World War II, the most deadly and destructive conflict in history, began with Japan’s surprise attack on Pearl Harbor. The 40 million to 50 million casualties and economic upheavals that followed made it a continuation, after an uneasy 20-year hiatus, of disputes left unresolved by World War I.
The major powers of Europe found themselves divided between the Allied Powers—France, Britain and Russia—and the Central Powers—Germany, Austria-Hungary and Italy. In addition, Japan was pursuing an aggressive policy that put it on a collision course with the Allied Powers.
In the summer of 1914, political leaders and military planners hoped for a quick and decisive victory. The mobilization plans of the armies limited the scope for diplomacy. Moreover, in terms of armament, training, doctrine, discipline and fighting spirit, the German army, known as the Wehrmacht, was considered superior to the Allied forces.

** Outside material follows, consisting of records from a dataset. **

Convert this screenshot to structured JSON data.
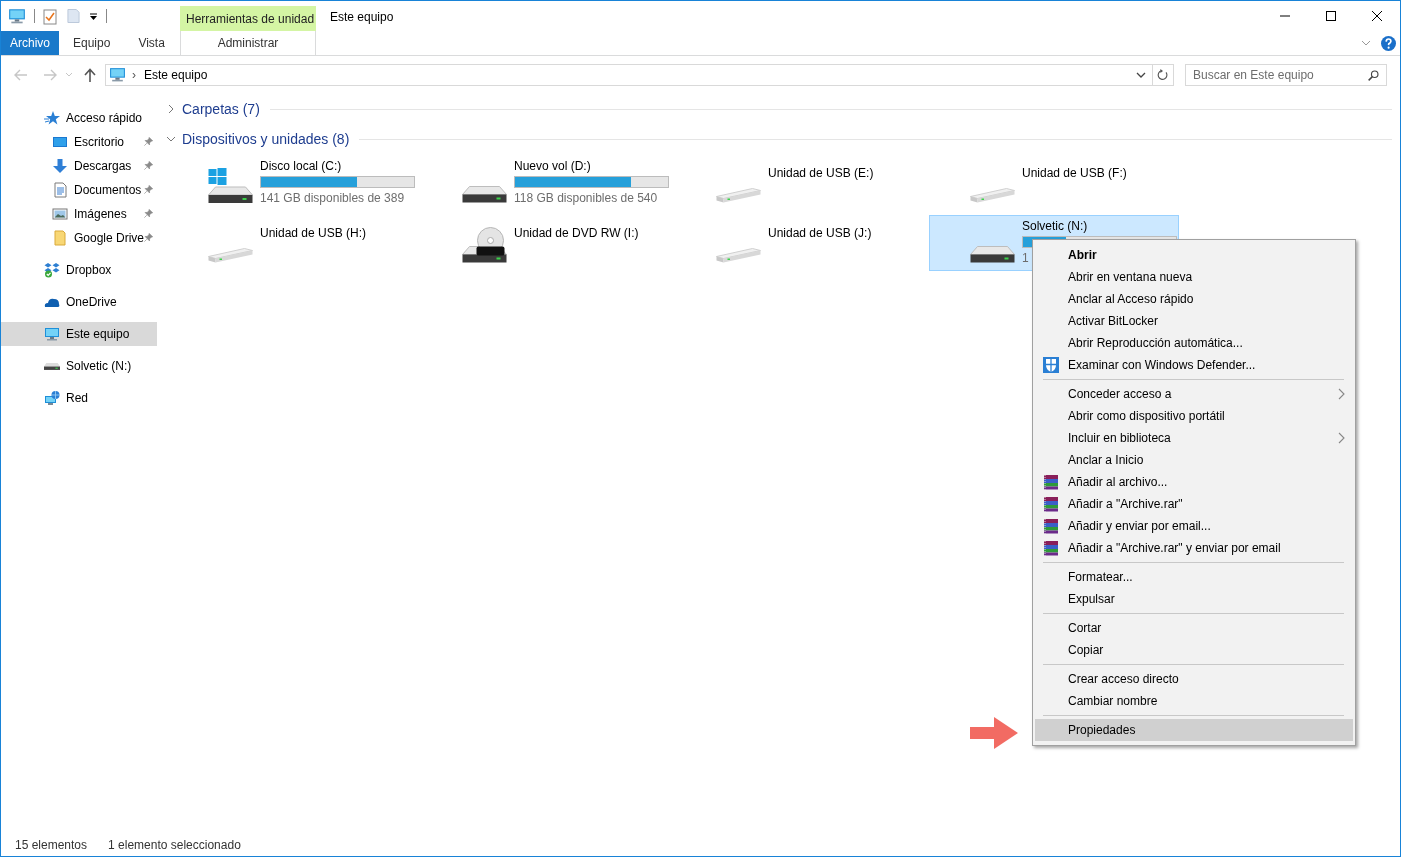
{
  "title_bar": {
    "contextual_group": "Herramientas de unidad",
    "title": "Este equipo"
  },
  "ribbon_tabs": [
    {
      "label": "Archivo",
      "kind": "file"
    },
    {
      "label": "Equipo",
      "kind": "normal"
    },
    {
      "label": "Vista",
      "kind": "normal"
    },
    {
      "label": "Administrar",
      "kind": "contextual"
    }
  ],
  "address_bar": {
    "separator": "›",
    "location": "Este equipo"
  },
  "search": {
    "placeholder": "Buscar en Este equipo"
  },
  "navigation_pane": {
    "items": [
      {
        "label": "Acceso rápido",
        "selected": false,
        "children": [
          {
            "label": "Escritorio",
            "selected": false,
            "pinned": true
          },
          {
            "label": "Descargas",
            "selected": false,
            "pinned": true
          },
          {
            "label": "Documentos",
            "selected": false,
            "pinned": true
          },
          {
            "label": "Imágenes",
            "selected": false,
            "pinned": true
          },
          {
            "label": "Google Drive",
            "selected": false,
            "pinned": true
          }
        ]
      },
      {
        "label": "Dropbox",
        "selected": false
      },
      {
        "label": "OneDrive",
        "selected": false
      },
      {
        "label": "Este equipo",
        "selected": true
      },
      {
        "label": "Solvetic (N:)",
        "selected": false
      },
      {
        "label": "Red",
        "selected": false
      }
    ]
  },
  "groups": [
    {
      "label": "Carpetas (7)",
      "expanded": false
    },
    {
      "label": "Dispositivos y unidades (8)",
      "expanded": true,
      "drives": [
        {
          "name": "Disco local (C:)",
          "kind": "windows",
          "level": 0.63,
          "free": "141 GB disponibles de 389",
          "selected": false
        },
        {
          "name": "Nuevo vol (D:)",
          "kind": "hdd",
          "level": 0.76,
          "free": "118 GB disponibles de 540",
          "selected": false
        },
        {
          "name": "Unidad de USB (E:)",
          "kind": "usb",
          "selected": false
        },
        {
          "name": "Unidad de USB (F:)",
          "kind": "usb",
          "selected": false
        },
        {
          "name": "Unidad de USB (H:)",
          "kind": "usb",
          "selected": false
        },
        {
          "name": "Unidad de DVD RW (I:)",
          "kind": "dvd",
          "selected": false
        },
        {
          "name": "Unidad de USB (J:)",
          "kind": "usb",
          "selected": false
        },
        {
          "name": "Solvetic (N:)",
          "kind": "hdd",
          "level": 0.28,
          "free": "1",
          "selected": true
        }
      ]
    }
  ],
  "context_menu": {
    "sections": [
      [
        {
          "label": "Abrir",
          "kind": "default",
          "submenu": false,
          "selected": false
        },
        {
          "label": "Abrir en ventana nueva",
          "kind": "plain",
          "submenu": false,
          "selected": false
        },
        {
          "label": "Anclar al Acceso rápido",
          "kind": "plain",
          "submenu": false,
          "selected": false
        },
        {
          "label": "Activar BitLocker",
          "kind": "plain",
          "submenu": false,
          "selected": false
        },
        {
          "label": "Abrir Reproducción automática...",
          "kind": "plain",
          "submenu": false,
          "selected": false
        },
        {
          "label": "Examinar con Windows Defender...",
          "kind": "shield",
          "submenu": false,
          "selected": false
        }
      ],
      [
        {
          "label": "Conceder acceso a",
          "kind": "plain",
          "submenu": true,
          "selected": false
        },
        {
          "label": "Abrir como dispositivo portátil",
          "kind": "plain",
          "submenu": false,
          "selected": false
        },
        {
          "label": "Incluir en biblioteca",
          "kind": "plain",
          "submenu": true,
          "selected": false
        },
        {
          "label": "Anclar a Inicio",
          "kind": "plain",
          "submenu": false,
          "selected": false
        },
        {
          "label": "Añadir al archivo...",
          "kind": "archive",
          "submenu": false,
          "selected": false
        },
        {
          "label": "Añadir a \"Archive.rar\"",
          "kind": "archive",
          "submenu": false,
          "selected": false
        },
        {
          "label": "Añadir y enviar por email...",
          "kind": "archive",
          "submenu": false,
          "selected": false
        },
        {
          "label": "Añadir a \"Archive.rar\" y enviar por email",
          "kind": "archive",
          "submenu": false,
          "selected": false
        }
      ],
      [
        {
          "label": "Formatear...",
          "kind": "plain",
          "submenu": false,
          "selected": false
        },
        {
          "label": "Expulsar",
          "kind": "plain",
          "submenu": false,
          "selected": false
        }
      ],
      [
        {
          "label": "Cortar",
          "kind": "plain",
          "submenu": false,
          "selected": false
        },
        {
          "label": "Copiar",
          "kind": "plain",
          "submenu": false,
          "selected": false
        }
      ],
      [
        {
          "label": "Crear acceso directo",
          "kind": "plain",
          "submenu": false,
          "selected": false
        },
        {
          "label": "Cambiar nombre",
          "kind": "plain",
          "submenu": false,
          "selected": false
        }
      ],
      [
        {
          "label": "Propiedades",
          "kind": "plain",
          "submenu": false,
          "selected": true
        }
      ]
    ]
  },
  "status_bar": {
    "item_count": "15 elementos",
    "selection": "1 elemento seleccionado"
  }
}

On the battlefields of northern France and Belgium, attritional struggle turned the land into a lunar mud-scape of shell craters and abandoned equipment. For much of the war, the front was a stalemate, and the Allies struggled to overcome it.
In the Pacific, the US Navy severely weakens Japanese naval power. In the East, a series of strategic bombing campaigns devastates Germany. At Stalingrad, the Soviet Red Army pushes German forces back to Berlin. And in North Africa, the Allies invade Vichy French-held Morocco and Algeria to clear Axis troops from Africa. Ultimately, this led to the arrest and expulsion of Benito Mussolini and the defeat of Axis forces in Italy.